(Items from a data source)
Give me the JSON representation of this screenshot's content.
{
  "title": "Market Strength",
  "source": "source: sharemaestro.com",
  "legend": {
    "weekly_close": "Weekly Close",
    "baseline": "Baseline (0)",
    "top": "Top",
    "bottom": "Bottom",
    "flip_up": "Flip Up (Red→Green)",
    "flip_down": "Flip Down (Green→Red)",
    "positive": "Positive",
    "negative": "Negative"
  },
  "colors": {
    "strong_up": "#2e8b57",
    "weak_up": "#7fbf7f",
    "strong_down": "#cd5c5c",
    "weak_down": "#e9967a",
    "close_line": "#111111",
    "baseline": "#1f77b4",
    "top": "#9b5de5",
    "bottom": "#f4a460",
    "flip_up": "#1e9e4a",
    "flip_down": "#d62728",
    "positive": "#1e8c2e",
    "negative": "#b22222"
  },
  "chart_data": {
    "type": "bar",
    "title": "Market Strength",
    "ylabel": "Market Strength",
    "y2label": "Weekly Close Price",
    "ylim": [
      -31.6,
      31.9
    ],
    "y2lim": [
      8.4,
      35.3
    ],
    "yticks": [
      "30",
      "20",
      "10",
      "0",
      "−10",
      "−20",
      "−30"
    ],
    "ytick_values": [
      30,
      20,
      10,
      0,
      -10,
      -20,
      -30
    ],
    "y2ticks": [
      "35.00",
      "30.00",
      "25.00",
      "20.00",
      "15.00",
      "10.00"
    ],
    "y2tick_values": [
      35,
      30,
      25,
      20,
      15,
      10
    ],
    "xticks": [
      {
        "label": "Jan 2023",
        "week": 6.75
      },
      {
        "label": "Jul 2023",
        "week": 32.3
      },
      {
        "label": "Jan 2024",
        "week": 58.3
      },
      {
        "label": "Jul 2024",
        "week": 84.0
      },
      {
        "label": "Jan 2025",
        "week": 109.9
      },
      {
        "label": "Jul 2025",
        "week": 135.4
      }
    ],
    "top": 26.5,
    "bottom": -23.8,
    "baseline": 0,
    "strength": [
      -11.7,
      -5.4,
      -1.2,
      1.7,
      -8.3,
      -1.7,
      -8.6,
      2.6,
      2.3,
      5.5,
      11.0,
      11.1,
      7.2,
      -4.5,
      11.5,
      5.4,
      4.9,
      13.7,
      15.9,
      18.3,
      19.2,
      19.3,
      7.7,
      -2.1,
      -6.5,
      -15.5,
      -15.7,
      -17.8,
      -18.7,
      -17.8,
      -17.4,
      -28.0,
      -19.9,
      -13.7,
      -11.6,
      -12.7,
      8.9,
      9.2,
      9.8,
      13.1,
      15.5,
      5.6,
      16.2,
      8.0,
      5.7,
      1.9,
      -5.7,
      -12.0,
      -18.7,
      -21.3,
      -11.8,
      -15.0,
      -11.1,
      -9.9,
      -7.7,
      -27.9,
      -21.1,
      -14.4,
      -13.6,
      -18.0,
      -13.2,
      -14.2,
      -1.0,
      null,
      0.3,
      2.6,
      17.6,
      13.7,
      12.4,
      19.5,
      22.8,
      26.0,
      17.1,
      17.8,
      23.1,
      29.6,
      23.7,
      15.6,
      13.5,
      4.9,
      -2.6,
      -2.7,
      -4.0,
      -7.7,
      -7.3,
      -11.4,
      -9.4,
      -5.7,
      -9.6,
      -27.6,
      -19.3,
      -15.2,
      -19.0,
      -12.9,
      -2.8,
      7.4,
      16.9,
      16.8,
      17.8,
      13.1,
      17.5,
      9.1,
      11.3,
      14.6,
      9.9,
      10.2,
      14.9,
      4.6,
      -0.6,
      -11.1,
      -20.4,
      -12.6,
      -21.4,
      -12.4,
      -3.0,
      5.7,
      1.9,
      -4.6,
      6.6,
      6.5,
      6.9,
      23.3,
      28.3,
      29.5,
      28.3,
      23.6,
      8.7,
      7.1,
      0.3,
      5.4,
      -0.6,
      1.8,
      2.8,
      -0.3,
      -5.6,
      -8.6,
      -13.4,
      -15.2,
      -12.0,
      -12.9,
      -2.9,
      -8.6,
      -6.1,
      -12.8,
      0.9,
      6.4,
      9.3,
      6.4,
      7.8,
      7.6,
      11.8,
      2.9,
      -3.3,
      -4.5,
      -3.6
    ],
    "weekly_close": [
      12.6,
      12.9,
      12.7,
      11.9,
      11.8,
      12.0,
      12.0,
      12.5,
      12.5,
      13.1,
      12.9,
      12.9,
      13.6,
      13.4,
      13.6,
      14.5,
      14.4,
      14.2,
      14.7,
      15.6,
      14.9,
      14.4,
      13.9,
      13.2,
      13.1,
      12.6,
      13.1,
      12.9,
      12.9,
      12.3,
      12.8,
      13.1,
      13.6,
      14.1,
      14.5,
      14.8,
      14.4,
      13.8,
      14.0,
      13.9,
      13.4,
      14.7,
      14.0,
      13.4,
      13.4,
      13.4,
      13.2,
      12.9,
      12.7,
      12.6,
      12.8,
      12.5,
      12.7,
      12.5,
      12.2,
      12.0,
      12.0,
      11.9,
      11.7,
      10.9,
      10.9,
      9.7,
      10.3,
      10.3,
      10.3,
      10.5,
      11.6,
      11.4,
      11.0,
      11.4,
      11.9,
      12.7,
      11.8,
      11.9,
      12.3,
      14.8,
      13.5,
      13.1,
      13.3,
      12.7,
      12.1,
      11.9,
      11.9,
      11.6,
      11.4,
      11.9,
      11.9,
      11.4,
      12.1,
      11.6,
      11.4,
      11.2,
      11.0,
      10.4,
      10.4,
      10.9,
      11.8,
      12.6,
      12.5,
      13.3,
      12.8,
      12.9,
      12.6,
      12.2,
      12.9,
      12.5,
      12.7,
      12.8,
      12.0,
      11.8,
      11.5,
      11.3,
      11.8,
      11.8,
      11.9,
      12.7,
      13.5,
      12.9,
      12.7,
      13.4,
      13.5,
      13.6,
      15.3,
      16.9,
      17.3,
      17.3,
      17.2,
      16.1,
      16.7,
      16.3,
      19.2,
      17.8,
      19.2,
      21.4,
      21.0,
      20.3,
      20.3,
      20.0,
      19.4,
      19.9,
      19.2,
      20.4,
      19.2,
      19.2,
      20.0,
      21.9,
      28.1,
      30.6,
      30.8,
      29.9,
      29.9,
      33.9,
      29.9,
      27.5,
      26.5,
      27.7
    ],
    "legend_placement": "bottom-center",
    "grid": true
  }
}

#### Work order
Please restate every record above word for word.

#### Result below
Give me the JSON representation of this screenshot's content.
{
  "title": "Market Strength",
  "source": "source: sharemaestro.com",
  "legend": {
    "weekly_close": "Weekly Close",
    "baseline": "Baseline (0)",
    "top": "Top",
    "bottom": "Bottom",
    "flip_up": "Flip Up (Red→Green)",
    "flip_down": "Flip Down (Green→Red)",
    "positive": "Positive",
    "negative": "Negative"
  },
  "colors": {
    "strong_up": "#2e8b57",
    "weak_up": "#7fbf7f",
    "strong_down": "#cd5c5c",
    "weak_down": "#e9967a",
    "close_line": "#111111",
    "baseline": "#1f77b4",
    "top": "#9b5de5",
    "bottom": "#f4a460",
    "flip_up": "#1e9e4a",
    "flip_down": "#d62728",
    "positive": "#1e8c2e",
    "negative": "#b22222"
  },
  "chart_data": {
    "type": "bar",
    "title": "Market Strength",
    "ylabel": "Market Strength",
    "y2label": "Weekly Close Price",
    "ylim": [
      -31.6,
      31.9
    ],
    "y2lim": [
      8.4,
      35.3
    ],
    "yticks": [
      "30",
      "20",
      "10",
      "0",
      "−10",
      "−20",
      "−30"
    ],
    "ytick_values": [
      30,
      20,
      10,
      0,
      -10,
      -20,
      -30
    ],
    "y2ticks": [
      "35.00",
      "30.00",
      "25.00",
      "20.00",
      "15.00",
      "10.00"
    ],
    "y2tick_values": [
      35,
      30,
      25,
      20,
      15,
      10
    ],
    "xticks": [
      {
        "label": "Jan 2023",
        "week": 6.75
      },
      {
        "label": "Jul 2023",
        "week": 32.3
      },
      {
        "label": "Jan 2024",
        "week": 58.3
      },
      {
        "label": "Jul 2024",
        "week": 84.0
      },
      {
        "label": "Jan 2025",
        "week": 109.9
      },
      {
        "label": "Jul 2025",
        "week": 135.4
      }
    ],
    "top": 26.5,
    "bottom": -23.8,
    "baseline": 0,
    "strength": [
      -11.7,
      -5.4,
      -1.2,
      1.7,
      -8.3,
      -1.7,
      -8.6,
      2.6,
      2.3,
      5.5,
      11.0,
      11.1,
      7.2,
      -4.5,
      11.5,
      5.4,
      4.9,
      13.7,
      15.9,
      18.3,
      19.2,
      19.3,
      7.7,
      -2.1,
      -6.5,
      -15.5,
      -15.7,
      -17.8,
      -18.7,
      -17.8,
      -17.4,
      -28.0,
      -19.9,
      -13.7,
      -11.6,
      -12.7,
      8.9,
      9.2,
      9.8,
      13.1,
      15.5,
      5.6,
      16.2,
      8.0,
      5.7,
      1.9,
      -5.7,
      -12.0,
      -18.7,
      -21.3,
      -11.8,
      -15.0,
      -11.1,
      -9.9,
      -7.7,
      -27.9,
      -21.1,
      -14.4,
      -13.6,
      -18.0,
      -13.2,
      -14.2,
      -1.0,
      null,
      0.3,
      2.6,
      17.6,
      13.7,
      12.4,
      19.5,
      22.8,
      26.0,
      17.1,
      17.8,
      23.1,
      29.6,
      23.7,
      15.6,
      13.5,
      4.9,
      -2.6,
      -2.7,
      -4.0,
      -7.7,
      -7.3,
      -11.4,
      -9.4,
      -5.7,
      -9.6,
      -27.6,
      -19.3,
      -15.2,
      -19.0,
      -12.9,
      -2.8,
      7.4,
      16.9,
      16.8,
      17.8,
      13.1,
      17.5,
      9.1,
      11.3,
      14.6,
      9.9,
      10.2,
      14.9,
      4.6,
      -0.6,
      -11.1,
      -20.4,
      -12.6,
      -21.4,
      -12.4,
      -3.0,
      5.7,
      1.9,
      -4.6,
      6.6,
      6.5,
      6.9,
      23.3,
      28.3,
      29.5,
      28.3,
      23.6,
      8.7,
      7.1,
      0.3,
      5.4,
      -0.6,
      1.8,
      2.8,
      -0.3,
      -5.6,
      -8.6,
      -13.4,
      -15.2,
      -12.0,
      -12.9,
      -2.9,
      -8.6,
      -6.1,
      -12.8,
      0.9,
      6.4,
      9.3,
      6.4,
      7.8,
      7.6,
      11.8,
      2.9,
      -3.3,
      -4.5,
      -3.6
    ],
    "weekly_close": [
      12.6,
      12.9,
      12.7,
      11.9,
      11.8,
      12.0,
      12.0,
      12.5,
      12.5,
      13.1,
      12.9,
      12.9,
      13.6,
      13.4,
      13.6,
      14.5,
      14.4,
      14.2,
      14.7,
      15.6,
      14.9,
      14.4,
      13.9,
      13.2,
      13.1,
      12.6,
      13.1,
      12.9,
      12.9,
      12.3,
      12.8,
      13.1,
      13.6,
      14.1,
      14.5,
      14.8,
      14.4,
      13.8,
      14.0,
      13.9,
      13.4,
      14.7,
      14.0,
      13.4,
      13.4,
      13.4,
      13.2,
      12.9,
      12.7,
      12.6,
      12.8,
      12.5,
      12.7,
      12.5,
      12.2,
      12.0,
      12.0,
      11.9,
      11.7,
      10.9,
      10.9,
      9.7,
      10.3,
      10.3,
      10.3,
      10.5,
      11.6,
      11.4,
      11.0,
      11.4,
      11.9,
      12.7,
      11.8,
      11.9,
      12.3,
      14.8,
      13.5,
      13.1,
      13.3,
      12.7,
      12.1,
      11.9,
      11.9,
      11.6,
      11.4,
      11.9,
      11.9,
      11.4,
      12.1,
      11.6,
      11.4,
      11.2,
      11.0,
      10.4,
      10.4,
      10.9,
      11.8,
      12.6,
      12.5,
      13.3,
      12.8,
      12.9,
      12.6,
      12.2,
      12.9,
      12.5,
      12.7,
      12.8,
      12.0,
      11.8,
      11.5,
      11.3,
      11.8,
      11.8,
      11.9,
      12.7,
      13.5,
      12.9,
      12.7,
      13.4,
      13.5,
      13.6,
      15.3,
      16.9,
      17.3,
      17.3,
      17.2,
      16.1,
      16.7,
      16.3,
      19.2,
      17.8,
      19.2,
      21.4,
      21.0,
      20.3,
      20.3,
      20.0,
      19.4,
      19.9,
      19.2,
      20.4,
      19.2,
      19.2,
      20.0,
      21.9,
      28.1,
      30.6,
      30.8,
      29.9,
      29.9,
      33.9,
      29.9,
      27.5,
      26.5,
      27.7
    ],
    "legend_placement": "bottom-center",
    "grid": true
  }
}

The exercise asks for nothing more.